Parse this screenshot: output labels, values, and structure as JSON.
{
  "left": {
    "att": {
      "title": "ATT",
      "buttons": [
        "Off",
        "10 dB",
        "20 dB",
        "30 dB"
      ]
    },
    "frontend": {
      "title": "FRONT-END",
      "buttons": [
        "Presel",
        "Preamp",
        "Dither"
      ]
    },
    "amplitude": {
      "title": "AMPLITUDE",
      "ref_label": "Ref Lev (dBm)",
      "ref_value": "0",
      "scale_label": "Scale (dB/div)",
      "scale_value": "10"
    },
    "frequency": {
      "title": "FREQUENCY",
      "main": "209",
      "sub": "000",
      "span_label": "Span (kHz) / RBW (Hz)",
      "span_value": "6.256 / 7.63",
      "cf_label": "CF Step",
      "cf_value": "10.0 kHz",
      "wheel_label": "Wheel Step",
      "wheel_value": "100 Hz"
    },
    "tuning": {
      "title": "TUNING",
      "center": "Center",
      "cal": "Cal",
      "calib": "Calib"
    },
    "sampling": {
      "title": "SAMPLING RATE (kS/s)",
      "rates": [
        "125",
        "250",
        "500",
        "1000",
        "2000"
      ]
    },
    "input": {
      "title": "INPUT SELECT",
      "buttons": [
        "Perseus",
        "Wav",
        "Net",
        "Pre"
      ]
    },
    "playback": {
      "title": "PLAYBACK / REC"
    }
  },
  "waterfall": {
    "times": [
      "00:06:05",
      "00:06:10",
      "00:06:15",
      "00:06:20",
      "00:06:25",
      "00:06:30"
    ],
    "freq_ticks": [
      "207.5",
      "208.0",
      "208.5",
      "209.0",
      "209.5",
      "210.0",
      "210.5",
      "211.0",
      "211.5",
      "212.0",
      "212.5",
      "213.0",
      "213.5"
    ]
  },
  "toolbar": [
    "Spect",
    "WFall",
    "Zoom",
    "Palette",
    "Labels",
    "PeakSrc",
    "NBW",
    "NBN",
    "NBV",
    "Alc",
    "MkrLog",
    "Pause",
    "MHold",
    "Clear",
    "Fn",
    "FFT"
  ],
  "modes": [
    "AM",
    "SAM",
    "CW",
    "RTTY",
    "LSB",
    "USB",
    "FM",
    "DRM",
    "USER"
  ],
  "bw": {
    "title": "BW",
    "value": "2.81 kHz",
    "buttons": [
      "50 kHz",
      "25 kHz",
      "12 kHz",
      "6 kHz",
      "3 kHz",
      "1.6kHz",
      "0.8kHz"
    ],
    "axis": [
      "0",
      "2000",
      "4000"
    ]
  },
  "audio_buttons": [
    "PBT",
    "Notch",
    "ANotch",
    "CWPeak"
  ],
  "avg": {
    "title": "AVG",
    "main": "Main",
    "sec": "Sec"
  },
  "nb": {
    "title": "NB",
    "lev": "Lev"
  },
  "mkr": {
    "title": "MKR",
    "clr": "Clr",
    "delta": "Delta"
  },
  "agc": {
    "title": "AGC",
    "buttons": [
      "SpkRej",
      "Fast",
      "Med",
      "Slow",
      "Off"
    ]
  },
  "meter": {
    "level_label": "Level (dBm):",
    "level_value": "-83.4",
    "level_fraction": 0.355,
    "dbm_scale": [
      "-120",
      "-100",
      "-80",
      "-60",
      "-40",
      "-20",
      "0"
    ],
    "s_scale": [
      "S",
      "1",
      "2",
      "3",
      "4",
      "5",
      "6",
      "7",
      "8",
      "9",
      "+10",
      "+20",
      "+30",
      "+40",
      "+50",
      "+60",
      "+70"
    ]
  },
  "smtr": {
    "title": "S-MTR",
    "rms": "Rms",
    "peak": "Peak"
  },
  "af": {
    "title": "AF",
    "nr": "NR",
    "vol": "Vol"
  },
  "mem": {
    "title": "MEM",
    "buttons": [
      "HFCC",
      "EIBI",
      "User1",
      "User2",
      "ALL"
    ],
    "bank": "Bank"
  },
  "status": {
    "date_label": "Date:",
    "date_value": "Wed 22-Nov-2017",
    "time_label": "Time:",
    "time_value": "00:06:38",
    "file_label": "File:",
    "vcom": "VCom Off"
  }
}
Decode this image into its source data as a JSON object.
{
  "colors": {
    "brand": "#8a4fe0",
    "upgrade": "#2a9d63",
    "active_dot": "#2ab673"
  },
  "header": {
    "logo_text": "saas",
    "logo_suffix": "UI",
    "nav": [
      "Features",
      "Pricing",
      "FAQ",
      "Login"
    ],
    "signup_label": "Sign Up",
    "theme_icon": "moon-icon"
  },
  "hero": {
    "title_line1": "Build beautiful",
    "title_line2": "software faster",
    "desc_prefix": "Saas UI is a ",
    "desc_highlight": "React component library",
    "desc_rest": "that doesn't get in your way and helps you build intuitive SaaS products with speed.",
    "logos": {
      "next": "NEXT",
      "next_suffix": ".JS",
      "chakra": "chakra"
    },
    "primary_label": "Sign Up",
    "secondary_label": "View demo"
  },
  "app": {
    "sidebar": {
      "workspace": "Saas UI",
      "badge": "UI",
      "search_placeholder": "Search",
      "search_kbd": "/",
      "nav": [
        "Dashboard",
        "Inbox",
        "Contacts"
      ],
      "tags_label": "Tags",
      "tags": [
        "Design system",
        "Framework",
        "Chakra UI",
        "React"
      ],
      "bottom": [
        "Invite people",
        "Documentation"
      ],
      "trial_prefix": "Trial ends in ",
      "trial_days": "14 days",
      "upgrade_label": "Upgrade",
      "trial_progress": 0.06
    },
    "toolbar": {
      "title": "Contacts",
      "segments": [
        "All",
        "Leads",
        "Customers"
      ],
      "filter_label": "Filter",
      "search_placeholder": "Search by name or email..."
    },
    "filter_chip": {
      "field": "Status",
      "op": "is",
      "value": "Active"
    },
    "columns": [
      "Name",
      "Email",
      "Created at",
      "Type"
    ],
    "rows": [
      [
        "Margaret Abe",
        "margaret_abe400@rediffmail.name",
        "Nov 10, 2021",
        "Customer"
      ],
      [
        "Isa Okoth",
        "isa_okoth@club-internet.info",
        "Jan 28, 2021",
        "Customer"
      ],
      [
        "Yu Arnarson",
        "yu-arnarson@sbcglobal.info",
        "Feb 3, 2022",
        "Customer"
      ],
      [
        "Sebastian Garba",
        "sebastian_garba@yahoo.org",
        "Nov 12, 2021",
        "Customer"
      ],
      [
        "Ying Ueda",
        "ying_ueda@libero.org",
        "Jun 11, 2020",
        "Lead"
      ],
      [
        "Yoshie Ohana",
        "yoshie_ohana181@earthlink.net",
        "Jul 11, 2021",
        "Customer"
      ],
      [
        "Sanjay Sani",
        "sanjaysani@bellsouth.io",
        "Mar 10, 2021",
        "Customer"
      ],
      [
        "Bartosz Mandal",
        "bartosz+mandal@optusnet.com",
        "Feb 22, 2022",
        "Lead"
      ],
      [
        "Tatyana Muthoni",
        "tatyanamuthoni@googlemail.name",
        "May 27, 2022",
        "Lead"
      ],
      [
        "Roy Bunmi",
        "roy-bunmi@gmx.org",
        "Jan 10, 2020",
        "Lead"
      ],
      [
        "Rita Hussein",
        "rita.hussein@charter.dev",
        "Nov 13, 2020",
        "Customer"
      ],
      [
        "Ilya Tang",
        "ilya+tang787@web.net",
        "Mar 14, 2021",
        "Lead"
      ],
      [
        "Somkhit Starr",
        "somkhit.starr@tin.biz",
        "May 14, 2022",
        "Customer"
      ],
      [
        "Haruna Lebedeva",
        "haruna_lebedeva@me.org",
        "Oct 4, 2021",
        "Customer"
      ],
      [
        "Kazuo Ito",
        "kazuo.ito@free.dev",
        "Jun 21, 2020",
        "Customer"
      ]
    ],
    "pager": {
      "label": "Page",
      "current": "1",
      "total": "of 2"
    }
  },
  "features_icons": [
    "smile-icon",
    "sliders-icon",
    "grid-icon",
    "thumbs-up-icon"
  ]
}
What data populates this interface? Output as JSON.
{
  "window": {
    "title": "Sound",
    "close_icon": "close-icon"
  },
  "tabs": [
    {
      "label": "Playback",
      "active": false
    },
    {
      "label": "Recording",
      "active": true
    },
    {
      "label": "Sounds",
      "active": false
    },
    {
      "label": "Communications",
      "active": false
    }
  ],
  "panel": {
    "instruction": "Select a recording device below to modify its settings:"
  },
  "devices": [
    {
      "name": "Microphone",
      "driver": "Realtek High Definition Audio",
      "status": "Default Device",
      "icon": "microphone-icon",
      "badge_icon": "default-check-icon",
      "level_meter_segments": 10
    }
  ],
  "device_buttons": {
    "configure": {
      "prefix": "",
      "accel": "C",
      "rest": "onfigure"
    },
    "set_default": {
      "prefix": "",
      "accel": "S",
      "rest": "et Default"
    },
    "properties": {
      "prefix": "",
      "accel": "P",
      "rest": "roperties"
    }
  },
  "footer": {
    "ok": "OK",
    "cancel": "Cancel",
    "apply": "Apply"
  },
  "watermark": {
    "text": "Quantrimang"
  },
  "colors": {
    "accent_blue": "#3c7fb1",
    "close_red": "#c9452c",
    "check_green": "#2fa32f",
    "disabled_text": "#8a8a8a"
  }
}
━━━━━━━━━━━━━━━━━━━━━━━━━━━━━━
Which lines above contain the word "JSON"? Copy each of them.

Parse this screenshot: output labels, values, and structure as JSON.
Decode this image into its source data as a JSON object.
What data populates this interface? Output as JSON.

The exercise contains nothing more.